body weight, Michael said.
"There wasn't COVID in the facility when she was placed, but once it got in, it was hard to prevent it from spreading," he said.
Michael says he will remember Rebecca, not as the person she was in her final days, but as the wife, mother, musician, artist and avid scuba diver she was before the disease took hold of her. He doesn't blame the pandemic for her death, instead he speaks to the value of adult day care centers such as VADS.
"They gave me another year-and-a-half with my wife at home," he said. "Without their service, I would have been faced with a decision to either quit my job or have her placed in a residential center in 2018."
Caregivers such as Michael pay less than $5 an hour for their loved one to be in day care for up to 10 hours. But the fate of VADS could turn with financial support, Muller said.
Muller said community support would ensure that an adult day care center remains a choice for caregivers in Tulare County.
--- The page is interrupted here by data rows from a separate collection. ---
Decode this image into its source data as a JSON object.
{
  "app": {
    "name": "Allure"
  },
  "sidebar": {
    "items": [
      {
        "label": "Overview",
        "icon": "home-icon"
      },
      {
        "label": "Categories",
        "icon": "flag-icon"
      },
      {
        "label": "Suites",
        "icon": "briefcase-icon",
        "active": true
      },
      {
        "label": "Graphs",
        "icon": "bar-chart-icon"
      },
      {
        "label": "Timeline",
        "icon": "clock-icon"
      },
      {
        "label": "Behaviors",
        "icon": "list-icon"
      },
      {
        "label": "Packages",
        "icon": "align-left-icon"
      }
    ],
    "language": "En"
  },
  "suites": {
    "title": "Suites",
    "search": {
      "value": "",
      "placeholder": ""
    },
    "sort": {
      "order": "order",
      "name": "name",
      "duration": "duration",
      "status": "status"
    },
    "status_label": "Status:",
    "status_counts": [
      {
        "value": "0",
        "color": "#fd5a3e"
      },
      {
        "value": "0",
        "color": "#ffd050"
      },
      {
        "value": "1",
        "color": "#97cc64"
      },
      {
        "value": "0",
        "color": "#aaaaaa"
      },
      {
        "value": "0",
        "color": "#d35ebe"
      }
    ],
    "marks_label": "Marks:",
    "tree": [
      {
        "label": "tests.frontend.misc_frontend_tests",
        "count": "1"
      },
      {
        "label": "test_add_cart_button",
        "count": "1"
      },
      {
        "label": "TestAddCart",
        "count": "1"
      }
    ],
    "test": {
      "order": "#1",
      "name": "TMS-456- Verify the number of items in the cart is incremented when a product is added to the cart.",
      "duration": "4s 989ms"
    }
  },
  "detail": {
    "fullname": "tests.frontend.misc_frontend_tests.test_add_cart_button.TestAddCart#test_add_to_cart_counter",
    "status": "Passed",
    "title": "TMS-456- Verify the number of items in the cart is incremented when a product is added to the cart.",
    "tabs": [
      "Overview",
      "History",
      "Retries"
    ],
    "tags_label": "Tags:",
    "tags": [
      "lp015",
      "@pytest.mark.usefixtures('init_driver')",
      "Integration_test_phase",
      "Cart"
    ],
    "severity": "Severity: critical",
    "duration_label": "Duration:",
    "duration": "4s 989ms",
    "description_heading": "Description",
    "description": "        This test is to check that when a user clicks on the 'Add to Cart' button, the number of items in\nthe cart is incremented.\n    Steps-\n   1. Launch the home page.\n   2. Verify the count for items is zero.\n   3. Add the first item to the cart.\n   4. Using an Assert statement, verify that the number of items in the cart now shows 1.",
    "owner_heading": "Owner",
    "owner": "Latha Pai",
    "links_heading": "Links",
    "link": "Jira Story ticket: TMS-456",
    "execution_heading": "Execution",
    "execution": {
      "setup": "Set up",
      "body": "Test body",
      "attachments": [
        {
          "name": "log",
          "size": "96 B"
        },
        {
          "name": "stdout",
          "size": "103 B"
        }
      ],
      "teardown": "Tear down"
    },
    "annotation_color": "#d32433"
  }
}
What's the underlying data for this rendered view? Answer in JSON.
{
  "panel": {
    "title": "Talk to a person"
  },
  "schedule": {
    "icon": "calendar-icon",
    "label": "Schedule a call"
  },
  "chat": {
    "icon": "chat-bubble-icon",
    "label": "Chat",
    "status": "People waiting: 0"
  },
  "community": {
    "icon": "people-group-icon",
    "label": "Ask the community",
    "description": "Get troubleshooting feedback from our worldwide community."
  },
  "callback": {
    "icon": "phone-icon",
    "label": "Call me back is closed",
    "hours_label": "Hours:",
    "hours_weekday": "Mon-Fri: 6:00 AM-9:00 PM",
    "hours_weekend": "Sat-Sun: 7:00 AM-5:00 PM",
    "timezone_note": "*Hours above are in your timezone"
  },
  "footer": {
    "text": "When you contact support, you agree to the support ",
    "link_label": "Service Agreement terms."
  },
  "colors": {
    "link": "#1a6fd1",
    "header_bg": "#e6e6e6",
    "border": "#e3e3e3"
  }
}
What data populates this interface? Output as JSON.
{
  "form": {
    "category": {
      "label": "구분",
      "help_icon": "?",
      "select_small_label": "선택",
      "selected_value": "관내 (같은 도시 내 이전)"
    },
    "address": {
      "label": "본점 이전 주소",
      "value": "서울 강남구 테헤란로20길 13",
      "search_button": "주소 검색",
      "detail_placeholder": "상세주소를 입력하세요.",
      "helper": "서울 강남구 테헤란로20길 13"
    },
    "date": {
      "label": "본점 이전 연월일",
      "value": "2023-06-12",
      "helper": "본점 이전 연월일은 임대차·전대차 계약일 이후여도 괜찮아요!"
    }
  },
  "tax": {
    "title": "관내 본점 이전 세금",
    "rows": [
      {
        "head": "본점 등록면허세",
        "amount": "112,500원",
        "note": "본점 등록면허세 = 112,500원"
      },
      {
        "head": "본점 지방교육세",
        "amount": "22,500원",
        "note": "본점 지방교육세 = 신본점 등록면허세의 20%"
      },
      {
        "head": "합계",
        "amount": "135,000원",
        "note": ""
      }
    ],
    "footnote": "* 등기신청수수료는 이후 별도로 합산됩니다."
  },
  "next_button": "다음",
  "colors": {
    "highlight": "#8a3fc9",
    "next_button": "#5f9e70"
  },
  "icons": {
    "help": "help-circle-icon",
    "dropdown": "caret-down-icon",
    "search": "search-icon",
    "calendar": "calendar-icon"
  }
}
"We work really hard to make sure that when someone comes in, we're going to make them safe," he said. "There is a financial component to this and unfortunately, we're looking at devastating times when it comes to our client and the caregiver. We've been an outlet for them and we don't know
how much longer that can continue."
Many cannot imagine what life will be like for both caregivers and those who have Alzheimer's or dementia if Valley Adult Day Services had to close
its doors, including Jennifer Corum, a Visalia resident and a newly appointed Valley Adult Day Services Board Member.
Her father was diagnosed with Alzheimer's in 2015 at the age of 65.
"My mom was really in a desperate place when my dad was diagnosed and the day program was a light in a dark place," she said. "We were terrified
and desperate. We knew we needed care for him, but we didn't know how to do that in an affordable way. This center bridges the gap for so many who are not able to put their loved one in a facility."
Valley Adult Day Services is located at 227 E. Oak Ave. in Porterville. For more information or to make a donation, visit ValleyAdultDayServices.org or call (559) 783-9815.
Donations can also be made through a GoFundMe page at http://www.gofundme.com/f/valleyadult-day-services. The web page allows people to make a
donation to Valley Adult Day Services by using a credit card or paying through a Paypal account.
"Any donation will help make an impact," said campaign organizer Bob Patel.